Broadway and Lake Street are just a few miles apart in Gary, Indiana.
Broadway has seen better days. Back in the 1950s, it was Northwest Indiana’s retail center with thriving shops, department stores, movie houses and banks.
It’s nothing like that now. Decades of depopulation and industrial decline in Gary have made it look like a ghost town in some sections.
But it’s not like that on Lake Street. There, it’s like a different town.
“If you walk up and down Lake Street, you’ll notice that there’s a lot of great businesses here. There’s a lot of people doing great things,” said Anna Martinez, owner of Anna’s Kombucha Cafe, a shop specializing in fermented tea.
Gary Mayor Karen Freeman-Wilson said what’s happening on Lake Street is possible throughout the city of 80,000 mostly African American residents, where the median income is just below $30,000 and the unemployment rate is one of the highest in the state.
“You see a resurgence of businesses on Lake Street with the shops,” Freeman-Wilson said.
But some say that revival is coming too slow under her leadership.
In office since 2012, 58-year-old Freeman-Wilson, a Harvard Law School graduate who served briefly as Indiana’s attorney general, is seeking a third four-year term in Tuesday’s Democratic primary. There are eight candidates challenging her, and the winner is likely to win November’s general election since there is no formidable Republican candidate.

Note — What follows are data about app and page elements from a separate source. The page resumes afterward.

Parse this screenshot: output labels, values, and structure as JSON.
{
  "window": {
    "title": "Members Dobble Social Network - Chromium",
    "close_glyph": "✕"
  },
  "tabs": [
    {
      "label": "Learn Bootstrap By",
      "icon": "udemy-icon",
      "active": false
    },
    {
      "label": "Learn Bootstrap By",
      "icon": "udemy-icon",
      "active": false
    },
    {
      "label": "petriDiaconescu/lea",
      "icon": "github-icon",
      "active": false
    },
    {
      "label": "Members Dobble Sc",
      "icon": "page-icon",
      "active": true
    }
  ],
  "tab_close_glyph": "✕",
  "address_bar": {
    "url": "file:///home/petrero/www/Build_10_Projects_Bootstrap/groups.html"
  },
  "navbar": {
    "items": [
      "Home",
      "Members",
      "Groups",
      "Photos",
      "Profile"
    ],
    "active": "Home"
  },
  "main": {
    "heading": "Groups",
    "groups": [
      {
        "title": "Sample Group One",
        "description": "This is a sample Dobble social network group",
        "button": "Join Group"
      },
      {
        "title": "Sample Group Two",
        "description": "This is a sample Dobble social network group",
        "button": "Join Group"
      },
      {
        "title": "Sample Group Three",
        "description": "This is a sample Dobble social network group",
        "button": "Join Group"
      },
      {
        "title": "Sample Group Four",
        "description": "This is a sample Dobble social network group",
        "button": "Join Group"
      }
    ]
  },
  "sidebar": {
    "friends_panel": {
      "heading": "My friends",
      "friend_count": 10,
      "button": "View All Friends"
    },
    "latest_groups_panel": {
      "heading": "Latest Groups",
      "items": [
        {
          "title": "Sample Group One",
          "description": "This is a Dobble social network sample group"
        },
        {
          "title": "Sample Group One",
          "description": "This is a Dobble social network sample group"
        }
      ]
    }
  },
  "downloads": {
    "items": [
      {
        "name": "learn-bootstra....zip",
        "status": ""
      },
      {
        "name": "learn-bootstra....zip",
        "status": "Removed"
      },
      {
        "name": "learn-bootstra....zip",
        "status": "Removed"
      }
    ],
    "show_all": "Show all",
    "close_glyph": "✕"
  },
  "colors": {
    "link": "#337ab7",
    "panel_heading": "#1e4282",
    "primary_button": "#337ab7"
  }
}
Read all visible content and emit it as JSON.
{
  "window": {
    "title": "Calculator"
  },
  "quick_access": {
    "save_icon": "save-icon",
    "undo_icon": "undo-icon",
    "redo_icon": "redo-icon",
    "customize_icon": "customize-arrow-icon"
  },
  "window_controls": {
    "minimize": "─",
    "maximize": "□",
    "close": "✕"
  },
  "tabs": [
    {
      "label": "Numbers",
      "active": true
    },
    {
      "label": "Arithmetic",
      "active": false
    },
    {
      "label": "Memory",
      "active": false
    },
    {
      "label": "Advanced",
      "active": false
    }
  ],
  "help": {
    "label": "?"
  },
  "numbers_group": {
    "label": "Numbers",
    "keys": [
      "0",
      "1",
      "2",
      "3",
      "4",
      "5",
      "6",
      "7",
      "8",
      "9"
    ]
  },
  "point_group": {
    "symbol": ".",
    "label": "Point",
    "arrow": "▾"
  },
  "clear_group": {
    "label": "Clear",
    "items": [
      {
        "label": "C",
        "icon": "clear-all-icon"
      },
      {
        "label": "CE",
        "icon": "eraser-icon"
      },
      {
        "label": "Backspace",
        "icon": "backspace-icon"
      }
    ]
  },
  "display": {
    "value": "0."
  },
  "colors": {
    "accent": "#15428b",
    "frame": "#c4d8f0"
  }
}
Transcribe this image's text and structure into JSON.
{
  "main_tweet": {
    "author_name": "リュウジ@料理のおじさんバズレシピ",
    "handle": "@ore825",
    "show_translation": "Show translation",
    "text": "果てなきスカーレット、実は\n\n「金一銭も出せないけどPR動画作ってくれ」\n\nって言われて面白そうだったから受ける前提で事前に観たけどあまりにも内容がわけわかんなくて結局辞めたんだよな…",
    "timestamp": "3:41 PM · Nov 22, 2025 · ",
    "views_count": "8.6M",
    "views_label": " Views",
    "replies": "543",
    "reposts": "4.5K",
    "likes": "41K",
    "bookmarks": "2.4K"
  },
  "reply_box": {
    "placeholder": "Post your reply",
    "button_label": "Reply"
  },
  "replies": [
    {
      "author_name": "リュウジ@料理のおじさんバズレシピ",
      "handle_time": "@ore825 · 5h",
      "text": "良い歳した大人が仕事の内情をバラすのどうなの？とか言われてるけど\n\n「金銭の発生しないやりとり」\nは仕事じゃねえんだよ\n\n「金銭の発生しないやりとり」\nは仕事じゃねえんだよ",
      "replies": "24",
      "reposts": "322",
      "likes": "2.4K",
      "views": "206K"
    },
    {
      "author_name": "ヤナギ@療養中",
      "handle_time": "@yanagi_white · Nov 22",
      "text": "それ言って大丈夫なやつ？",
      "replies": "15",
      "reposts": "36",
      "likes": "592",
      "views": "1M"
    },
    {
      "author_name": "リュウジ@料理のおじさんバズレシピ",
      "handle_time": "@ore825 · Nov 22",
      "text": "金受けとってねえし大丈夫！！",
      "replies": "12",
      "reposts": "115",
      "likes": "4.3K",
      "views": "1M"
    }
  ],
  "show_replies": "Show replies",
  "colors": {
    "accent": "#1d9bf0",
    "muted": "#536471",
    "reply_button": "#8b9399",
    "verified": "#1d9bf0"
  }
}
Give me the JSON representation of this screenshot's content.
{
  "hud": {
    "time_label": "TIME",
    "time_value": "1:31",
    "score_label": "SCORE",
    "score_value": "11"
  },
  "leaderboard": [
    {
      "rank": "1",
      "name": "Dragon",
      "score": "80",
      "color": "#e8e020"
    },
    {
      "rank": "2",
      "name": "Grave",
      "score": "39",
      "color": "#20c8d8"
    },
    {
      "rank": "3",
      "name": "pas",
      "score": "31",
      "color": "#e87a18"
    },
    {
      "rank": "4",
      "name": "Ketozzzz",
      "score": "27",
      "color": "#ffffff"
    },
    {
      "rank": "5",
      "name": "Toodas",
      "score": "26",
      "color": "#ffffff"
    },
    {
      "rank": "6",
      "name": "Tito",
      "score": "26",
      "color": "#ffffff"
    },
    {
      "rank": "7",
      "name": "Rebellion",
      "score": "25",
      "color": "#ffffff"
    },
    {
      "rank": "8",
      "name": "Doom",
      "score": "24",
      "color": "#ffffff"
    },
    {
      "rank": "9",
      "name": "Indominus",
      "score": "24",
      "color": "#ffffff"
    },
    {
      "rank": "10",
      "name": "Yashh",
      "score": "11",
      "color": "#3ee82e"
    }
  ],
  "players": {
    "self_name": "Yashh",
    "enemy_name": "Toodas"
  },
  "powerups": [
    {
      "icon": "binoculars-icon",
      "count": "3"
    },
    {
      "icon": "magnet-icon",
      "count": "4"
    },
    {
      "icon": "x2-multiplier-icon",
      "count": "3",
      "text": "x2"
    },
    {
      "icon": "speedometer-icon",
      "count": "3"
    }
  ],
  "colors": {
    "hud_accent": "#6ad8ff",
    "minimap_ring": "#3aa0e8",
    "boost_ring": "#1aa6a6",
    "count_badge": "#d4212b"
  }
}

Critics of Freeman-Wilson say Gary needs more jobs to combat the rampant crime that has plagued the city for decades, but they accuse her administration of getting in the way.
“One of the things that I have heard is that it is sometimes difficult to do business in the city of Gary, whether that’s acquiring the proper permits or just getting an audience with the administration or the persons who are responsible for at least directing people who want to do business here,” said Jerome Prince, a former Gary City Council member and current assessor for Lake County.
Prince is considered one of two challengers with a chance of thwarting Freeman-Wilson’s bid for reelection.
The 55-year-old Prince said a hindrance in getting shops to open up is not having enough residents who want to live in Gary because so much of the city is in disrepair.
“There has to be a way that we can maintain the city in a manner that is conducive for persons to not only want to live here, but to visit or to relocate here,” said Prince, who has received the endorsement of the Times of Northwest Indiana, one of two daily newspapers that cover the city.
Gary City Council member LaVetta Sparks-Wade is another top challenger.
“Businesses want to come into a neighborhood that is clean, safe and where they can pay a low tax rate. Location, location, location,” the 55-year-old Sparks-Wade said.
She said Freeman-Wilson’s administration hasn’t done enough keep businesses from picking up and moving.
“Lear [Corp.] wanted to come here,” Sparks-Wade said, referring to the automotive parts maker that built a new factory in nearby Hammond. “18th Street Brewery wanted to stay here. We wouldn’t give them the land.”
Freeman-Wilson said critics don’t appreciate the challenges that Gary faces.
“It’s always easy to kind of sit on the outside and look in and say, ‘I’m going to do this, I’m going to do that, or I am going to do …’ without really knowing what the real challenges are,” she said.
The mayor points to successes such as a microbusiness institute that assists entrepreneurs and a culinary incubator opened with the help of Michael Bloomberg’s Bloomberg Philanthropies and the Knight Foundation. She also points to large truck stops that have opened and a new Amazon delivery center with 500 new jobs.
She believes brighter days are ahead for Gary with plans for a relocated casino and development of an intermodal logistics facility off of Lake Michigan.
“We have created a climate — created an environment, added the infrastructure — that has allowed businesses to come. We’re on the horizon of Gary’s time for really a major redevelopment,” she said.
Back at the tea shop in Gary’s Miller section, owner Anna Martinez said the next mayor should build upon the positives rather than the negatives.
“We’re losing focus on everything that we’ve already starting here. There are a lot of great restaurants and bars and shops and pizza places and urban farmers and local artists doing amazing things,” Martinez said. “Maybe we can take all of that energy and focus a little bit more on [the successes.]”
Michael Puente covers Northwest Indiana news for WBEZ. Follow him @MikePuenteNews.